**Assignment**
Your task is to return the line containing "Decode this image" and each line after it through the end of the entries, exactly, with no other lines.

**Supplied material**

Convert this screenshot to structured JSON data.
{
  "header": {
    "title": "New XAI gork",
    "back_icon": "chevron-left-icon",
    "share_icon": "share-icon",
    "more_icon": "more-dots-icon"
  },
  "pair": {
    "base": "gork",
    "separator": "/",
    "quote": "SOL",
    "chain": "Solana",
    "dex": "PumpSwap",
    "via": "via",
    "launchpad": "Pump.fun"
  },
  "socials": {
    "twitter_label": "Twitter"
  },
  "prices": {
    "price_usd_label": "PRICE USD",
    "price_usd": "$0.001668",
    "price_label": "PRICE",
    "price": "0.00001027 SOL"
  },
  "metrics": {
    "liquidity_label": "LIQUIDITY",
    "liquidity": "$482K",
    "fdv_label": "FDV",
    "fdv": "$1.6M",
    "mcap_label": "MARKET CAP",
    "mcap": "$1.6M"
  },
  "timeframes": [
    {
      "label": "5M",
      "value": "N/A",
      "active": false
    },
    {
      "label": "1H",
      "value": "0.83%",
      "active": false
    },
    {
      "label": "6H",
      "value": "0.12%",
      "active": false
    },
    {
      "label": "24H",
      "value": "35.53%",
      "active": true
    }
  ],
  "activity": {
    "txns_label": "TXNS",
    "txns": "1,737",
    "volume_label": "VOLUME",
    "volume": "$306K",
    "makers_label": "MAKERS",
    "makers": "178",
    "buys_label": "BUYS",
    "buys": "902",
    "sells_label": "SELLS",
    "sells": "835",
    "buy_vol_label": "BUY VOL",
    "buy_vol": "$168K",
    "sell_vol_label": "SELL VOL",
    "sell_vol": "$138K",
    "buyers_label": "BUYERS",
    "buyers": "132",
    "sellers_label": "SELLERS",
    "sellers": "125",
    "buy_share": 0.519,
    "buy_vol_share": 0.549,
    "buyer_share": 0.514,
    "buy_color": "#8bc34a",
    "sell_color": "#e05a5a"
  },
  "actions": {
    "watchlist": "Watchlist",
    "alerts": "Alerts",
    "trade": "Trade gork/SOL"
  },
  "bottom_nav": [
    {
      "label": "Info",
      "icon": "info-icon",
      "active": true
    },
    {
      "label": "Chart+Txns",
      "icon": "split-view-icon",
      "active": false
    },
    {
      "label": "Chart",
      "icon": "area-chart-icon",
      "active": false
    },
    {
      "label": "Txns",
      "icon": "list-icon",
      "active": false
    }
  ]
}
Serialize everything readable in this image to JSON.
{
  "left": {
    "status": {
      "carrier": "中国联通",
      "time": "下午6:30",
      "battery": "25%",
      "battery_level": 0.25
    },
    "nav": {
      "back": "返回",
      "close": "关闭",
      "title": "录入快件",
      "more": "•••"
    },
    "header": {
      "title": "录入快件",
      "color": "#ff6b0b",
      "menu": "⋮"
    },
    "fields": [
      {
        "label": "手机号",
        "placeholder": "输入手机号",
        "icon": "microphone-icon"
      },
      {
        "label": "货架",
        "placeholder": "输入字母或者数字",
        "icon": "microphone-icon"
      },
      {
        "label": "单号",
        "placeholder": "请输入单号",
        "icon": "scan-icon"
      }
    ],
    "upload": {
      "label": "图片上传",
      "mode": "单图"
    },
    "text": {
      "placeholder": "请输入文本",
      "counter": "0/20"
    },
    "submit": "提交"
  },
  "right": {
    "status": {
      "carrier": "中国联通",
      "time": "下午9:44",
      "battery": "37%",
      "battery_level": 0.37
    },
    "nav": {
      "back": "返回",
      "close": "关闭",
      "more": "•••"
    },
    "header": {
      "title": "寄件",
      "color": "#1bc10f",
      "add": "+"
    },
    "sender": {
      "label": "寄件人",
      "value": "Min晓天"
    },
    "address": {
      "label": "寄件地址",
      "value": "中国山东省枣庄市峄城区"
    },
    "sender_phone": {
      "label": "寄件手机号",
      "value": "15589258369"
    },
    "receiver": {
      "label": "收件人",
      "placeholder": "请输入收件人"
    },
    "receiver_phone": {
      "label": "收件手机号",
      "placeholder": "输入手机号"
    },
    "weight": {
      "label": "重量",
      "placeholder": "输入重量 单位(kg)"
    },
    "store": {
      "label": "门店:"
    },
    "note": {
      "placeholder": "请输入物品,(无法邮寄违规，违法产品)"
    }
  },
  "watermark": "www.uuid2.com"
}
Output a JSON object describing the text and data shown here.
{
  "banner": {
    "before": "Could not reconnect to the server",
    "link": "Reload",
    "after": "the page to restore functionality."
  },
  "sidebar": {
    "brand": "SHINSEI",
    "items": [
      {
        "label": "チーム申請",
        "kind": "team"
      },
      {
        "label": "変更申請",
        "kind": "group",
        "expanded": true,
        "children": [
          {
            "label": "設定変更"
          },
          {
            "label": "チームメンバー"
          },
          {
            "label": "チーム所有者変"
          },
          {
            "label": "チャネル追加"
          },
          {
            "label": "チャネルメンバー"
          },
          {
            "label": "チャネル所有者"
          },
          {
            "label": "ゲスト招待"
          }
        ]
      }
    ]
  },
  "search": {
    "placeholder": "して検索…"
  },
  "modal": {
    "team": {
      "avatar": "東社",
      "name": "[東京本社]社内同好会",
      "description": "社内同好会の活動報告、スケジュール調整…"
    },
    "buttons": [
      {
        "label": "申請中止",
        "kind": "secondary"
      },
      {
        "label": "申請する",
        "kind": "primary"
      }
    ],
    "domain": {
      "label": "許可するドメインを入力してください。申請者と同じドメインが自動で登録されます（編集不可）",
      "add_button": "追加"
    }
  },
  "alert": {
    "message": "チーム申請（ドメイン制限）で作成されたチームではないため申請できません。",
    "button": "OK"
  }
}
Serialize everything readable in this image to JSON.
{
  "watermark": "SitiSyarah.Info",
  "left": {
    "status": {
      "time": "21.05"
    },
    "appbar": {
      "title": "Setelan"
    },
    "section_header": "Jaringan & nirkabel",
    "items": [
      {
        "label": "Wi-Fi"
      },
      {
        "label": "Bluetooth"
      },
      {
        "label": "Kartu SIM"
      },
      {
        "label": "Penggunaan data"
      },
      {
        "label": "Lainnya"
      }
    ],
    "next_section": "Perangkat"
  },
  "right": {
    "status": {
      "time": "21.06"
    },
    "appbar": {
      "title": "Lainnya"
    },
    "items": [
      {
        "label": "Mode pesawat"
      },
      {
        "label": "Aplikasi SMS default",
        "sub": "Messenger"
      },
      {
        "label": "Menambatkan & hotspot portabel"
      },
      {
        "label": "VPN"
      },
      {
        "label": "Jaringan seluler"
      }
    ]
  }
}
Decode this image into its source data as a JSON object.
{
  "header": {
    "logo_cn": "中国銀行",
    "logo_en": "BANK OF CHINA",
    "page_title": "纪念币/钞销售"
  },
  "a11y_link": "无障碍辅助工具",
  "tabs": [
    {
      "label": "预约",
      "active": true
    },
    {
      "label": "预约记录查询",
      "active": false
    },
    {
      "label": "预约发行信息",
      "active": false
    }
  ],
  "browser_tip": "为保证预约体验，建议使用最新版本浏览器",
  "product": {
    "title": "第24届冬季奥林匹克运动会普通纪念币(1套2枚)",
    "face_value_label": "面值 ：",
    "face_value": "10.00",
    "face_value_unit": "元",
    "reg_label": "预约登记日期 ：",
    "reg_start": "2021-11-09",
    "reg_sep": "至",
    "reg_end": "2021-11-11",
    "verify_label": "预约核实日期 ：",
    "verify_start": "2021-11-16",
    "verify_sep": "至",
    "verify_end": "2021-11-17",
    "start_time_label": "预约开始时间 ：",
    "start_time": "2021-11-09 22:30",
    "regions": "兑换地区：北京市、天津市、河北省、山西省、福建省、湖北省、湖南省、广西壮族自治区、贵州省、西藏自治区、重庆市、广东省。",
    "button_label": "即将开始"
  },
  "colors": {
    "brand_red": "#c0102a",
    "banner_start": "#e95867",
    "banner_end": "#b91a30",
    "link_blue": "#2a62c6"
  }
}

**Answer area**
Decode this image into its source data as a JSON object.
{
  "header": {
    "logo_cn": "中国銀行",
    "logo_en": "BANK OF CHINA",
    "page_title": "纪念币/钞销售"
  },
  "a11y_link": "无障碍辅助工具",
  "tabs": [
    {
      "label": "预约",
      "active": true
    },
    {
      "label": "预约记录查询",
      "active": false
    },
    {
      "label": "预约发行信息",
      "active": false
    }
  ],
  "browser_tip": "为保证预约体验，建议使用最新版本浏览器",
  "product": {
    "title": "第24届冬季奥林匹克运动会普通纪念币(1套2枚)",
    "face_value_label": "面值 ：",
    "face_value": "10.00",
    "face_value_unit": "元",
    "reg_label": "预约登记日期 ：",
    "reg_start": "2021-11-09",
    "reg_sep": "至",
    "reg_end": "2021-11-11",
    "verify_label": "预约核实日期 ：",
    "verify_start": "2021-11-16",
    "verify_sep": "至",
    "verify_end": "2021-11-17",
    "start_time_label": "预约开始时间 ：",
    "start_time": "2021-11-09 22:30",
    "regions": "兑换地区：北京市、天津市、河北省、山西省、福建省、湖北省、湖南省、广西壮族自治区、贵州省、西藏自治区、重庆市、广东省。",
    "button_label": "即将开始"
  },
  "colors": {
    "brand_red": "#c0102a",
    "banner_start": "#e95867",
    "banner_end": "#b91a30",
    "link_blue": "#2a62c6"
  }
}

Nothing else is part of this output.